Frank Vine Moody was the youngest son of James and Elizabeth Moody. He was born in 1875 in Basingstoke.
He attended Queen Mary’s School, which was a Grammar School in Basingstoke for boys aged between 11-18. The school was opened in 1556 and closed in 1970. It originated when the Chantry Chapel of the Holy Ghost was re-opened in Basingstoke in 1556. It remained a Chapel until 1870, when a purpose built structure was erected in Worting Road, which is where Frank would have attended.
The school uniform that Frank may have worn was grey trousers, black blazer and white shirt for senior boys, with a grey shirt for junior boys. The school tie was broad diagonal stripes of pale and navy blue. The school badge was a white dove descending on a black background, with the letters Q.M.S.B. beneath. Up to the 4th form boys wore a peaked black cap with a silver emblem of a dove descending.

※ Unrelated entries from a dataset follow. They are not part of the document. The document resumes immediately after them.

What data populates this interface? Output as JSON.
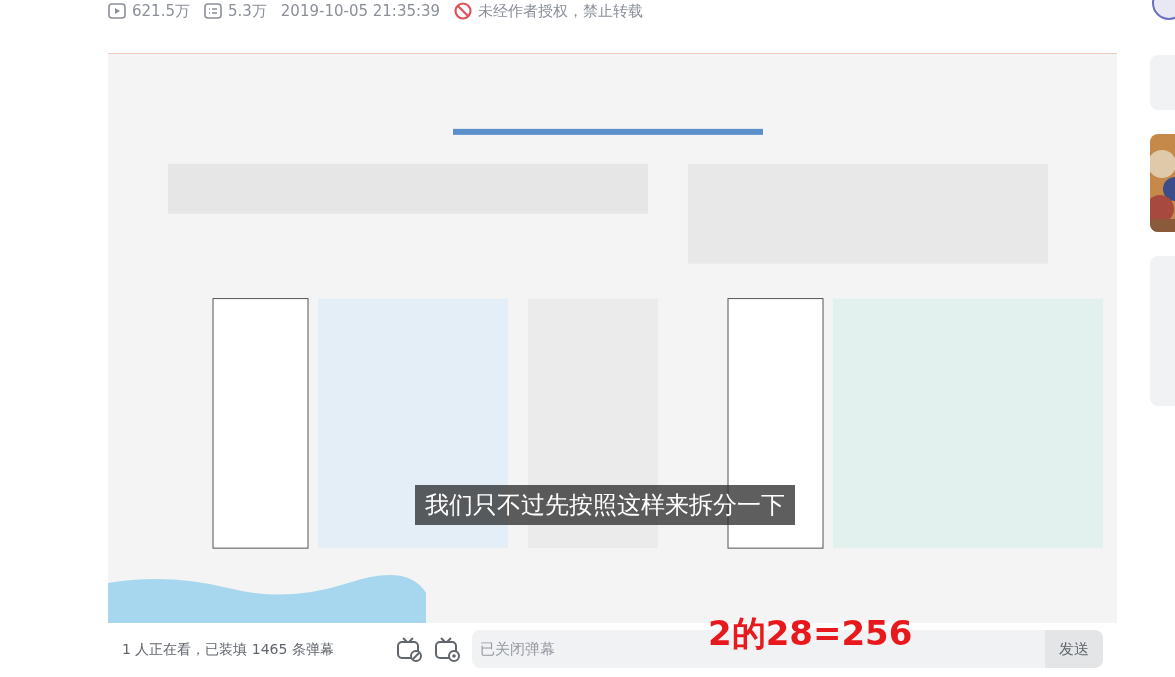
{
  "stats": [
    {
      "kind": "play",
      "text": "621.5万"
    },
    {
      "kind": "danmaku",
      "text": "5.3万"
    },
    {
      "kind": "date",
      "text": "2019-10-05 21:35:39"
    },
    {
      "kind": "forbid",
      "text": "未经作者授权，禁止转载"
    }
  ],
  "player": {
    "subtitle": "我们只不过先按照这样来拆分一下",
    "viewers": "1 人正在看，已装填 1465 条弹幕",
    "danmaku_placeholder": "已关闭弹幕",
    "send": "发送"
  },
  "annotation": "2的28=256"
}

Games lessons in the summer terms included cricket, lawn tennis, athletics and swimming in the schools unheated open air pool. In the winter, games were rugby football, association football and hockey.
Towards the end of 1895 Frank seems to have been living in Richmond. He eventually joined his eldest brother Arthur in the management of the family business ‘James Moody and Sons’.
According to his obituary, Frank had an even and quiet disposition which had made him a general favourite among friends and in his business relations. His chief recreations were Basingstoke football and golf. He supported the Basingstoke Golf Club until it closed, and then played at Bramshot Golf Club.
When his older brother Arthur went to France in 1918, the management of both the London Street business and the Church Street business (the manager of which had also gone to France) fell entirely on Frank’s shoulders. Three months before the end of World War 1, at the age of 42, Frank was called up and he served for three months on the Flanders Front as a motorcycle dispatch rider in the RAF. He had very little training for what was very exacting work, this combined with anxiety of leaving the business in someone else’s hands and his mother with no home (she had lived for many years over the shop at 17 London Street) along with excessive work after demobilisation took it’s toll on him. According to his obituary, ‘he was never the same afterwards, and though those who knew him hoped for a recovery from the ups and downs of his illness, the trouble proved too much for him and the war claimed another, though late, victim.’
Frank had a nervous breakdown fifteen months before his death on 11th December 1922. The funeral took place on the afternoon of Thursday 14th December. The service was at St Michael’s Church, officated by the Vicar Rev. Dr. Boustead. Present were: Mrs Moody (mother), Mr Arthur Moody (brother), Mr and Mrs James Butler Moody (brother and sister in law), Mrs Ethel Butler and Mrs Mabel Barlow (sisters), Mr Gerald Powell (brother in law), and the employees of the firm. Amongst others present were: Mr Douglas Phillips, Mr B C Lear, Mr H S Whetham, Mr B E Ames, Mrs and the Misses Cannon, Mr and Mrs Arnold Joice, and Mr H W Cater. Organist Mr S H Anstey, ARCO, played ‘But the Lord is mindful of his own’ as the coffin was being borne up the aisle. The coffin was covered a floral wreath and cross. The 90th Psalm was sung and this was followed by the reading of Corinthians XV. The final song was ‘Rock of Ages’, then the coffin was taken out of the church with music by Chopin ‘Marche Funebre’. Frank was buried at Worting Road Cemetery in Basingstoke, in the family grave. The coffin, which was made of plain oak with brass furniture had the inscription ‘ FRANK VINE MOODY, Died Dec. 11, 1922, Aged 46 years.
The inscriptions on the floral tributes were: ‘In loving memory from Mother, Arthur and Ethel’, ‘In loving memory from Jim and Annie’, ‘In affectionate remembrance from Gerald and Blanche’, ‘In affectionate remembrance from Tom and Mabel’, ‘With deapest sympathy from the employees of the firm’, with sympathy, Carveth’ (manager of the London Street business), ‘with deepest sympathy from Mr and Mrs H G Waller’ (Manager of Little Dust Pan furnishing stores), ‘from Sir Philip and Lady Nash, with kind memories’, ‘from Mrs W Cannon and family, with sincere regret and kind sympathy’.